Tip: People debate whether you should squeeze a teabag or not after brewing. It’s up to you, but it does make a difference. When you squeeze a bag, you release extra tannic acid into the tea, giving it more of a bitter taste. It can also make the tea look a bit cloudy. If you like it more on the bitter side, or if you’re adding extras like milk or honey to your tea that will mask that bitterness, then squeeze away!
Making Tea in a Teapot
This process is very similar to using a tea bag, but works better with loose tea and when you’re making tea for multiple people. It’s also nice if you like the ceremonial aspect of making tea in a teapot.
- Let the water run from the faucet for a few seconds before filling the kettle or give your filtered water a shake to aerate it. Oxygen is your friend.
- Heat the water. Aim for a temperature around 180F (you can boil the water and then wait a couple of minutes for it to cool). If you’re using a specialist or herbal tea, check its packaging for any instructions relating to temperature.
- While the kettle is boiling, warm the teapot. If you add warm water to a cold teapot, the temperature of your tea will plummet, and you don’t want that.
- Add the tea to the warmed teapot. If you’re using a specialty tea, follow the instructions on the packet. If it’s old-fashioned tea bags, we’d suggest adding a tea bag per cup as well as an extra one for flavor.
- When the water is ready, add it to the pot and give it a brief stir.
- Leave the tea to brew for around five minutes. We know it’s a long time, but it’ll be worth it!
When it’s done, pour the tea into your favorite cup and enjoy!

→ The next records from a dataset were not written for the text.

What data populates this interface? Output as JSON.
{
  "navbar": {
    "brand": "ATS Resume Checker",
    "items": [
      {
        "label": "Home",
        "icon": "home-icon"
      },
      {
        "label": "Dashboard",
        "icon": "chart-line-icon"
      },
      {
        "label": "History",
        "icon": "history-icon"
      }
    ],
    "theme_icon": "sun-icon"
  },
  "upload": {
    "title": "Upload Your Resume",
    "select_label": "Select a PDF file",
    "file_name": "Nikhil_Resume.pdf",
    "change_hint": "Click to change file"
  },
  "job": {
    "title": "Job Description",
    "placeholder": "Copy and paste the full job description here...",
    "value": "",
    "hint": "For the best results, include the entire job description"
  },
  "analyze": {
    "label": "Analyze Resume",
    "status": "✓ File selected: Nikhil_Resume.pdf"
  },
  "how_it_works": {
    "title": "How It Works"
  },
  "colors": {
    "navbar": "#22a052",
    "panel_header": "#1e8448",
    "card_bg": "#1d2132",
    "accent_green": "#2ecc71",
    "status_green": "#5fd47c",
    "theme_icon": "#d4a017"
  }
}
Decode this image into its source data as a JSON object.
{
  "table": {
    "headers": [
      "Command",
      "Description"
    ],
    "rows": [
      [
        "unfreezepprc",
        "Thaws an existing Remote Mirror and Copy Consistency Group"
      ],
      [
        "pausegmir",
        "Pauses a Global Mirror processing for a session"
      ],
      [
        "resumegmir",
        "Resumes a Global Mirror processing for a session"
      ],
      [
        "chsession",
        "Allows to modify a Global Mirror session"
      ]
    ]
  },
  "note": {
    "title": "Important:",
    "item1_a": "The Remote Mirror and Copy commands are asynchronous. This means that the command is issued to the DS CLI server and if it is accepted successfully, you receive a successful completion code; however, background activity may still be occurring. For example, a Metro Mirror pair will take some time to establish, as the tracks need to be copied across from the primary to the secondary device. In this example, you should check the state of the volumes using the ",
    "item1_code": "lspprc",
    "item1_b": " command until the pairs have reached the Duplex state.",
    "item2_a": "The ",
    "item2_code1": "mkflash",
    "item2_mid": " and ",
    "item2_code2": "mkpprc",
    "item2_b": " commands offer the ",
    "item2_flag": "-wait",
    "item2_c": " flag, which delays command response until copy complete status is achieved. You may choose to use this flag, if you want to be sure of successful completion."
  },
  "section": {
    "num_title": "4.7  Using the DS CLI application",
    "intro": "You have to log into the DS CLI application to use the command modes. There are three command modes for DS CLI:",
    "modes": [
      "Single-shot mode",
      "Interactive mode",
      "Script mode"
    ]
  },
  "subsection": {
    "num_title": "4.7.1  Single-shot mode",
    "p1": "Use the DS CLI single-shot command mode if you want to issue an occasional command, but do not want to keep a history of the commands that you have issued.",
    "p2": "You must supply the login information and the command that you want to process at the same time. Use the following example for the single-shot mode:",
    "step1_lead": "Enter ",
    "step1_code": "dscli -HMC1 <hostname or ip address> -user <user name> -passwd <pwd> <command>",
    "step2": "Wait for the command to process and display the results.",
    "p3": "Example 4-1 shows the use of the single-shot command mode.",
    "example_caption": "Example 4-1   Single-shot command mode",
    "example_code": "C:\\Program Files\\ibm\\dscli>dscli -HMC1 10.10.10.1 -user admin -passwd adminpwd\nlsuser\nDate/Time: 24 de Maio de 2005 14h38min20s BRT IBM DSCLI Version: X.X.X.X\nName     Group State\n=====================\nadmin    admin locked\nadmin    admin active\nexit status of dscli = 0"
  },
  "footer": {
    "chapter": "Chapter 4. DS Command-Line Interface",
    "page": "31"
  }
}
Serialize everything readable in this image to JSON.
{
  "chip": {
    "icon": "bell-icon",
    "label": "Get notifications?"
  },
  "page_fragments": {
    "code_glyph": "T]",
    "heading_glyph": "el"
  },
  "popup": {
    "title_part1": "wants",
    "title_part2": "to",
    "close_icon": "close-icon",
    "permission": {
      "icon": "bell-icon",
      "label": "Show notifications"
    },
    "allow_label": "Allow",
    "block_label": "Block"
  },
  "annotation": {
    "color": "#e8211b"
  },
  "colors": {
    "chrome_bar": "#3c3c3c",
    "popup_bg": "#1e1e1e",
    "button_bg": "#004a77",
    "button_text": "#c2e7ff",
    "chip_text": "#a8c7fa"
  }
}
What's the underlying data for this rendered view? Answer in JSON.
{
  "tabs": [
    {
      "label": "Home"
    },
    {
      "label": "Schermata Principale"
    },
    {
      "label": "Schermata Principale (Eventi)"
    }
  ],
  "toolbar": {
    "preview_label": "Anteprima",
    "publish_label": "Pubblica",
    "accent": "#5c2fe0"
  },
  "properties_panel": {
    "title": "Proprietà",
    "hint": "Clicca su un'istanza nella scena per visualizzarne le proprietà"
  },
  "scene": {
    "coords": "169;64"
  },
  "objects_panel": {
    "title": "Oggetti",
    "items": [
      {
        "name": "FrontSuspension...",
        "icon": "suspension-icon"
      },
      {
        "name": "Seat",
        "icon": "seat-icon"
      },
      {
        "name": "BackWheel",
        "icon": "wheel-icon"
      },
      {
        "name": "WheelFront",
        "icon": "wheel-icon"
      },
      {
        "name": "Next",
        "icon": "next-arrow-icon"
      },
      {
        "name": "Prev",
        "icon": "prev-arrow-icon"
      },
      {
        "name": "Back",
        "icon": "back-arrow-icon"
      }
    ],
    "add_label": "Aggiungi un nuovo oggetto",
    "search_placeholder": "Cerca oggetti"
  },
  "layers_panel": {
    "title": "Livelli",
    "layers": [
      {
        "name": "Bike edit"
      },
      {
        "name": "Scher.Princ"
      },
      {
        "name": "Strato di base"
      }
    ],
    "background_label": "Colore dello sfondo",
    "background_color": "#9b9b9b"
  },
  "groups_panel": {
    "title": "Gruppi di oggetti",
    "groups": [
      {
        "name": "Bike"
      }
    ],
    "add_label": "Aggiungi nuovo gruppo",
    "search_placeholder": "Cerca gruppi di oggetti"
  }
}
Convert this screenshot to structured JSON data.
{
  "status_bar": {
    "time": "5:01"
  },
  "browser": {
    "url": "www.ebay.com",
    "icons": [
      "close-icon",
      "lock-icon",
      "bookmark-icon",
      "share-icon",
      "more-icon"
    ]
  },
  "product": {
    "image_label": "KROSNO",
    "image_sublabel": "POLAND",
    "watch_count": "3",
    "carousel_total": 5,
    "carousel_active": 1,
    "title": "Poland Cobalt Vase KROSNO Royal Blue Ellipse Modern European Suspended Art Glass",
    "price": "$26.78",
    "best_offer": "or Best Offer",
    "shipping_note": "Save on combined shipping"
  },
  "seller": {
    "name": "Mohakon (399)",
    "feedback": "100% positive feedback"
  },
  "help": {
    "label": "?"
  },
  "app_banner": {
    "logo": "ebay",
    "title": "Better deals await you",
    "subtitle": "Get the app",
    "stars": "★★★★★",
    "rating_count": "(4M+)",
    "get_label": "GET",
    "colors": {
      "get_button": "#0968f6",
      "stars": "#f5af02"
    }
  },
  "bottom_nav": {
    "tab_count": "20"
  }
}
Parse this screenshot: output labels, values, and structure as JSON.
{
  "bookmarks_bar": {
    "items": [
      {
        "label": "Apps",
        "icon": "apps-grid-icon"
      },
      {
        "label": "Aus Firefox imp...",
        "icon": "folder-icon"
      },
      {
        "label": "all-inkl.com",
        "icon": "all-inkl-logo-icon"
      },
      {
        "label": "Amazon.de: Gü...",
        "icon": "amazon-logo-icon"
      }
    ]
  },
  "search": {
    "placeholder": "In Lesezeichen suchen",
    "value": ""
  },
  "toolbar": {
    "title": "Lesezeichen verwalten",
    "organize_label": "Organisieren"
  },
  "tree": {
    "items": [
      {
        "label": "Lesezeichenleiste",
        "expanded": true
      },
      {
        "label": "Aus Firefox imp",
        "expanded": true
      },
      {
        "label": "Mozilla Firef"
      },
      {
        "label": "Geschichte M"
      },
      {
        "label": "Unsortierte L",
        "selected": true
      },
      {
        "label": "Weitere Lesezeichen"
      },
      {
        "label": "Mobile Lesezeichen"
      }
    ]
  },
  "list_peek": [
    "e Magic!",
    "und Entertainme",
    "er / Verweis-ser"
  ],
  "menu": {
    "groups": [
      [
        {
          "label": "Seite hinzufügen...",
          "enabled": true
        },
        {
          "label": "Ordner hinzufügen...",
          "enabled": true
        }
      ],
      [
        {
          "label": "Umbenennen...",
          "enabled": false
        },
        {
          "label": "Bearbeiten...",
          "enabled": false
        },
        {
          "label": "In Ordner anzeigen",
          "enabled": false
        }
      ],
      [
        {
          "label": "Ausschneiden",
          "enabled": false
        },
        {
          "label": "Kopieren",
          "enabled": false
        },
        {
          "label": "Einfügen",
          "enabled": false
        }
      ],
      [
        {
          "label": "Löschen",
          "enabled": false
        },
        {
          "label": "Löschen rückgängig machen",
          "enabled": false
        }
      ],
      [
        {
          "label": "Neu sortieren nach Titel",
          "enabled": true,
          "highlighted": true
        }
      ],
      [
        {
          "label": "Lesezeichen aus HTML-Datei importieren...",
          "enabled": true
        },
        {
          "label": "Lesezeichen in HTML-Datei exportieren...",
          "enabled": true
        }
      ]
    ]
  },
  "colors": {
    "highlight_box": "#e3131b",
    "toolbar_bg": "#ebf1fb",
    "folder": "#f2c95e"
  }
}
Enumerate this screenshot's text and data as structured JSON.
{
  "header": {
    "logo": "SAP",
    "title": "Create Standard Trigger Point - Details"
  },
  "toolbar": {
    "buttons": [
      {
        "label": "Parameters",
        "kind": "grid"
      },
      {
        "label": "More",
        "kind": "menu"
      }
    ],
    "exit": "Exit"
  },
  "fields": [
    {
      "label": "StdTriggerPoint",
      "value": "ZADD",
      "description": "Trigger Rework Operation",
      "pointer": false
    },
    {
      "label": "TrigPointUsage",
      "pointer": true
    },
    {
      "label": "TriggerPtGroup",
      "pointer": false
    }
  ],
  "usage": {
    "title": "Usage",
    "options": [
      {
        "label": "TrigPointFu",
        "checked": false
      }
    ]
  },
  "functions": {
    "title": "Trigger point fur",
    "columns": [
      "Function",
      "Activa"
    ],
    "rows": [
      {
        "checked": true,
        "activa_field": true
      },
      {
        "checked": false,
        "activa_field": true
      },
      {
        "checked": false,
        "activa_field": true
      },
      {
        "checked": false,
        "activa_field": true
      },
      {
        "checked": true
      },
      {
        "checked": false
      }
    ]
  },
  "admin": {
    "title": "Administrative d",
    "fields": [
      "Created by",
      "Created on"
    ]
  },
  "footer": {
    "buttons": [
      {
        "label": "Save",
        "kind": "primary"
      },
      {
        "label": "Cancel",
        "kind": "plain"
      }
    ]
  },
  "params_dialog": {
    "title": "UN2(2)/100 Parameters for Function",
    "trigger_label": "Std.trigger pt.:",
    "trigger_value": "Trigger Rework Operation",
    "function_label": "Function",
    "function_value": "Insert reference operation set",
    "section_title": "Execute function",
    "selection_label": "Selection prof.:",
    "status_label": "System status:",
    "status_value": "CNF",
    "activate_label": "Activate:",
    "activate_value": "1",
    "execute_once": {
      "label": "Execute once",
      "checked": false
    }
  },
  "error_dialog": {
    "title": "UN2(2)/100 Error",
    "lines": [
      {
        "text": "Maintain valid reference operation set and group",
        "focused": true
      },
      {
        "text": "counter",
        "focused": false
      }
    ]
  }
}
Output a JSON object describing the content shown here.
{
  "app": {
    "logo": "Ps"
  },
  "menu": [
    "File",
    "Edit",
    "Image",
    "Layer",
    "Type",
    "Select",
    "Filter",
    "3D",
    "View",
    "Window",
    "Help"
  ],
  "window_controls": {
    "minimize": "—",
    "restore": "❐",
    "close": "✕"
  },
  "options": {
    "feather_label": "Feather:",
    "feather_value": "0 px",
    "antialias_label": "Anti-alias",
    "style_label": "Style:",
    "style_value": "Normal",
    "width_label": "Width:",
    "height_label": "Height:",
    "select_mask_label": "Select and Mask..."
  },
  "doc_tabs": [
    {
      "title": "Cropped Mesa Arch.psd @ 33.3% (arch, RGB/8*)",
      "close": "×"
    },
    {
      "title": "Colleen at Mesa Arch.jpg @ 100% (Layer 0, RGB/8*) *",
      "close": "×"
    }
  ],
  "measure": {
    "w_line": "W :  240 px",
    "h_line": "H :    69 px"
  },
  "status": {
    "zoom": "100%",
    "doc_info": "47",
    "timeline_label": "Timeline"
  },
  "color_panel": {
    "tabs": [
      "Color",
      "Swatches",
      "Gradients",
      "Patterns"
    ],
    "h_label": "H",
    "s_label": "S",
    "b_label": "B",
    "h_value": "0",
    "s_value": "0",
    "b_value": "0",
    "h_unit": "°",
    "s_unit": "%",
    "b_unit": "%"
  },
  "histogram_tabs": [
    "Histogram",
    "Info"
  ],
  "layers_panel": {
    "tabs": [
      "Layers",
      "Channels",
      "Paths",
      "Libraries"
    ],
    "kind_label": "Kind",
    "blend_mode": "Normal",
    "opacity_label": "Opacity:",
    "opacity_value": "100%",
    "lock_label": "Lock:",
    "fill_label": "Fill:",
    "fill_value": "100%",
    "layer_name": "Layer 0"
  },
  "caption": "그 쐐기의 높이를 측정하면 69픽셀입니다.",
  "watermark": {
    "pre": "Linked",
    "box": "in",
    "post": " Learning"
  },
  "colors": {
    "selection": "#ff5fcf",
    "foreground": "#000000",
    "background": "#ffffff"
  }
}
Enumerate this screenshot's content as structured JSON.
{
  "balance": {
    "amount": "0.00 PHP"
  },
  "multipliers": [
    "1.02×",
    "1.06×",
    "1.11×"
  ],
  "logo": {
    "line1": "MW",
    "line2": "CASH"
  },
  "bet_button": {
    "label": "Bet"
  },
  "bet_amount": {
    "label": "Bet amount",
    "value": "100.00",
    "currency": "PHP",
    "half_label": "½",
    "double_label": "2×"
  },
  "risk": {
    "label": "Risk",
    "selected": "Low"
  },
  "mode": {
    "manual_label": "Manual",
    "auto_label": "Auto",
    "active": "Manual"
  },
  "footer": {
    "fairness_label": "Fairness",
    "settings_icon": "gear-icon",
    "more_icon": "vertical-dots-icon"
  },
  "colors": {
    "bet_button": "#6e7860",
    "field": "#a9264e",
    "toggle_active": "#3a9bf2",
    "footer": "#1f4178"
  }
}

Ultimately, be ready to experiment a bit to find what you prefer and be prepared for slight deviations depending upon the tea you’re making. Some teas prefer a slightly higher or lower temperature, and some people prefer a stronger or weaker flavor. A little trial and error will help you find the right balance.